“I have three kids who are not vaccinated,” she said. “It’s really hard because they can’t have friends over for play dates, right? They just can’t. It’s not OK. So here I am doing it — that’s sort of frustrating for them.”
Hosting a friend indoors is just one of “dozens of points of re-entry,” said Ellen Hendriksen, a clinical psychologist in Boston and the author of “How to Be Yourself: Quiet Your Inner Critic and Rise Above Social Anxiety.”
You might start out by taking public transportation once a week, for example, or visiting the grocery store more often. Eventually, you might gradually work your way up to something like a wedding or a graduation.
This is assuming, of course, that you want to do these things.
If you don’t yet, that’s OK. But it’s best to address your worries if they are preventing you from living the way that you want to live, or keeping you from activities that give your life meaning and purpose.
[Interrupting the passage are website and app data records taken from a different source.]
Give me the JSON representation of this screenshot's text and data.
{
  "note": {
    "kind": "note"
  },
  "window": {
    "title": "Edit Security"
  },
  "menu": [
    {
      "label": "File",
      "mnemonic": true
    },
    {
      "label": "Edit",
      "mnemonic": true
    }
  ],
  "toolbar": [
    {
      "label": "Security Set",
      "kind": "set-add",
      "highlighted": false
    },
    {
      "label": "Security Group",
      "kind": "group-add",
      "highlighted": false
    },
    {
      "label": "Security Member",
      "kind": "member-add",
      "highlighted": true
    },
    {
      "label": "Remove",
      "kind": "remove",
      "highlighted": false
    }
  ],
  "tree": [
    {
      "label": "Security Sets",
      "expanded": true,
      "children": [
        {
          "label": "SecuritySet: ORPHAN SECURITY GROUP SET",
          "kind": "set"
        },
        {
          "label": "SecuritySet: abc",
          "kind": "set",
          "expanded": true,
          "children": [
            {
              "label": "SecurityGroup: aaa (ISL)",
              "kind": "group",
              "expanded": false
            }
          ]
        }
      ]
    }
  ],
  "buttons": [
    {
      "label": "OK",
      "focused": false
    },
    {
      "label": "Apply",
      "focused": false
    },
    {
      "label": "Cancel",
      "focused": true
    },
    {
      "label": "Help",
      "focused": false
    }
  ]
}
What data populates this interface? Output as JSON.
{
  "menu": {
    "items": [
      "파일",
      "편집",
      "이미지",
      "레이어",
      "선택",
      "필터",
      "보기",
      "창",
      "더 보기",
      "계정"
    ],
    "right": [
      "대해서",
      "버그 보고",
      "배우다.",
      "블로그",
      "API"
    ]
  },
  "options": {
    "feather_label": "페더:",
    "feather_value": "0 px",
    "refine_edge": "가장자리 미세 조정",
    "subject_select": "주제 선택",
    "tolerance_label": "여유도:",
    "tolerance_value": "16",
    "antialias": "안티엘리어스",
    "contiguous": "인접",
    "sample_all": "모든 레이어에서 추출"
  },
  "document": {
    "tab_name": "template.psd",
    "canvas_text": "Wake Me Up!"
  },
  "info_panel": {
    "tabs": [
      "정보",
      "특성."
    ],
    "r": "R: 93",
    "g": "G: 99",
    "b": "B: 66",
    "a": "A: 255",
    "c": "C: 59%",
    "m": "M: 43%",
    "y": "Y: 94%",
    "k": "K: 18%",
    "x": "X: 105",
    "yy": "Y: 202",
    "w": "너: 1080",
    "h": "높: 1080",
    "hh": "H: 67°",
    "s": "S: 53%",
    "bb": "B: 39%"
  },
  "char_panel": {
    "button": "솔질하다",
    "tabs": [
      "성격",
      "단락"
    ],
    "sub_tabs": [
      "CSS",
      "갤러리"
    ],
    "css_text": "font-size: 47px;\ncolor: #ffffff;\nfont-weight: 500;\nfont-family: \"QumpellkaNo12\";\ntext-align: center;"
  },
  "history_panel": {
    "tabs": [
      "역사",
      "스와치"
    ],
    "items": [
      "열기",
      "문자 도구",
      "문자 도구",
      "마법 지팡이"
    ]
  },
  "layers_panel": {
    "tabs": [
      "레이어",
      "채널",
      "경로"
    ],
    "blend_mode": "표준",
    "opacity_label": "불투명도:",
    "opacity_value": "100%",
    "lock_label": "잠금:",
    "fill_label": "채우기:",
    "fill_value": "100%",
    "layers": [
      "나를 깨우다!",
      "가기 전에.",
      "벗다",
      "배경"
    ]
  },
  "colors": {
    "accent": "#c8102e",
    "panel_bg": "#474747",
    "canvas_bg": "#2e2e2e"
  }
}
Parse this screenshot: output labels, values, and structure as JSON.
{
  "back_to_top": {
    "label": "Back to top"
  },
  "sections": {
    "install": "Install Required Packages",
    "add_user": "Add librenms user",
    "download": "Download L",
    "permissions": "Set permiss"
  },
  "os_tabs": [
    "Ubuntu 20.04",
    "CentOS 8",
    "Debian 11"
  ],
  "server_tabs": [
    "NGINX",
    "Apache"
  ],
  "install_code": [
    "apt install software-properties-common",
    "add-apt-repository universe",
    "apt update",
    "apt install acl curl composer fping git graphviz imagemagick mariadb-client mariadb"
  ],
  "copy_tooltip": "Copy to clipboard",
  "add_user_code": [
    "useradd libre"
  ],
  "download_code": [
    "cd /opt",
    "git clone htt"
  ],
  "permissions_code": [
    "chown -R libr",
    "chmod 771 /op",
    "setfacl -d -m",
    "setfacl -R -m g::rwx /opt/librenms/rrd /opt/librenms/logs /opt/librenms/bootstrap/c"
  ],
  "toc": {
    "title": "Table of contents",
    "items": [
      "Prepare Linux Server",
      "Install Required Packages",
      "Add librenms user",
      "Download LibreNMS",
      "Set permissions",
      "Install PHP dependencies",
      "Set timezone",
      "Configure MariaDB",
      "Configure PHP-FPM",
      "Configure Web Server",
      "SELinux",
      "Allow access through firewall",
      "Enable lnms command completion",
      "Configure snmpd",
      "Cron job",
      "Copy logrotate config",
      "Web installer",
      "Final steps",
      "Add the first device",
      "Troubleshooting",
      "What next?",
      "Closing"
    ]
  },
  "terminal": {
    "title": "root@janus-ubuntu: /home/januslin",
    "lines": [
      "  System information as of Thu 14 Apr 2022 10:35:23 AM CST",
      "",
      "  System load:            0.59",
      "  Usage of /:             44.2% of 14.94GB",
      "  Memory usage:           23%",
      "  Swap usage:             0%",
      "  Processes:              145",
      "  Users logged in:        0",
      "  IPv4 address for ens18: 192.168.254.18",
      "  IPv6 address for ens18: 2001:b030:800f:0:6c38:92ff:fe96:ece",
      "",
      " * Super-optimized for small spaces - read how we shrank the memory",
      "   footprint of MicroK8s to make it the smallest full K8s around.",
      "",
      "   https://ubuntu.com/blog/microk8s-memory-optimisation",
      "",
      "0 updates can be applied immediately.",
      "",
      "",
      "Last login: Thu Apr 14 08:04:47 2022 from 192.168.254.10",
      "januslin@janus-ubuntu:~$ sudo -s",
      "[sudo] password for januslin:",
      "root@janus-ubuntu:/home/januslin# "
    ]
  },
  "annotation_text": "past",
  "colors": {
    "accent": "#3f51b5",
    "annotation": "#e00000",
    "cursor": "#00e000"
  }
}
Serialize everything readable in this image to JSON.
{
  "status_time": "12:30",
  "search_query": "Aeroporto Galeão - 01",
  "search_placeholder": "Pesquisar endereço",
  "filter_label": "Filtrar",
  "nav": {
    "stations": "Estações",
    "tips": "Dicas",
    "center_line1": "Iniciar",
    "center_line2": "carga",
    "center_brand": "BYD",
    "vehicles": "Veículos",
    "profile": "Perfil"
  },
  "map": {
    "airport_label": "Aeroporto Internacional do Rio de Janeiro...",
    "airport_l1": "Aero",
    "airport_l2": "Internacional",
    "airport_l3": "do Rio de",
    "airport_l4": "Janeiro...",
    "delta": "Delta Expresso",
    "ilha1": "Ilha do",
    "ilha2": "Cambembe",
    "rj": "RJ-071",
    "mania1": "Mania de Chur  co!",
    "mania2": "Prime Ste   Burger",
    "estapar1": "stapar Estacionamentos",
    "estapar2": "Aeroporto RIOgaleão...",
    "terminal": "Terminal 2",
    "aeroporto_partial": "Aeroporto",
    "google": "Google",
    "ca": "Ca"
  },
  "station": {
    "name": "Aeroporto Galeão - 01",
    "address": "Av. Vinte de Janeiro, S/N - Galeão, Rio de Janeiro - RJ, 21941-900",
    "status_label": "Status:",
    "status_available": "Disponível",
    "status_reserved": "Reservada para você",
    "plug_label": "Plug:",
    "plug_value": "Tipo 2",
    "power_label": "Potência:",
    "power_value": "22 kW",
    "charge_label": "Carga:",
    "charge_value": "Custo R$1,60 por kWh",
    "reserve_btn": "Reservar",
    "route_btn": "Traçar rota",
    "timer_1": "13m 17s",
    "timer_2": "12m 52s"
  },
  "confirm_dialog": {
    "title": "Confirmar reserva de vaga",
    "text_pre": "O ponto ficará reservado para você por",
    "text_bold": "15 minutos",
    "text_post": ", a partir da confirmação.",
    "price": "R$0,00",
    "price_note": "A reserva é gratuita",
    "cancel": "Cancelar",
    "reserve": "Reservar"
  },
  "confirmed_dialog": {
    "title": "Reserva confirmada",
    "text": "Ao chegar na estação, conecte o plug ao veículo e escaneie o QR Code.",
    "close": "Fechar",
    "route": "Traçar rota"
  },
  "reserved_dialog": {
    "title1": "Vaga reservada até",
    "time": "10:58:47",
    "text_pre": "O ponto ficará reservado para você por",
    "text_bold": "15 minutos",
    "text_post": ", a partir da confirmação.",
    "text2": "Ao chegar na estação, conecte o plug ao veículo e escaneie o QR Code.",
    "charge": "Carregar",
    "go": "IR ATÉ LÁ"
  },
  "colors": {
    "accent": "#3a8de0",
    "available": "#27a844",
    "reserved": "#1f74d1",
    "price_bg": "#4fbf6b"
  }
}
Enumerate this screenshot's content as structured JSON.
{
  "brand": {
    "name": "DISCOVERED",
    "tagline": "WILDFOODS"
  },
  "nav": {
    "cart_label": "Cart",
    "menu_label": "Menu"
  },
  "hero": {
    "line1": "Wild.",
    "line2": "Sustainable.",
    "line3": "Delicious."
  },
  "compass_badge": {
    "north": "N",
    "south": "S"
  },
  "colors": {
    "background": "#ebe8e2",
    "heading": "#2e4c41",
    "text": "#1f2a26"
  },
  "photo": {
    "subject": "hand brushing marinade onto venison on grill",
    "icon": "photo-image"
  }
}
Anxiety is maintained by avoidance and driven by uncertainty, Dr. Hendriksen said.
Don’t wait for the anxiety to go away.
As long as things you want to do are considered safe or very low risk, don’t wait until the day when you have zero anxiety about doing them.
“Feeling anxious doesn’t mean you’re in danger, doesn’t mean something is wrong,” Dr. Hendriksen said. In fact, she added, it is a normal part of entering post-pandemic life.
It can be helpful to engage in calming, validating self-talk, suggested Lina Perl, a clinical psychologist in New York City. Speak to yourself in a safe, reassuring voice, much like an encouraging parent might do with their child on the first day of school.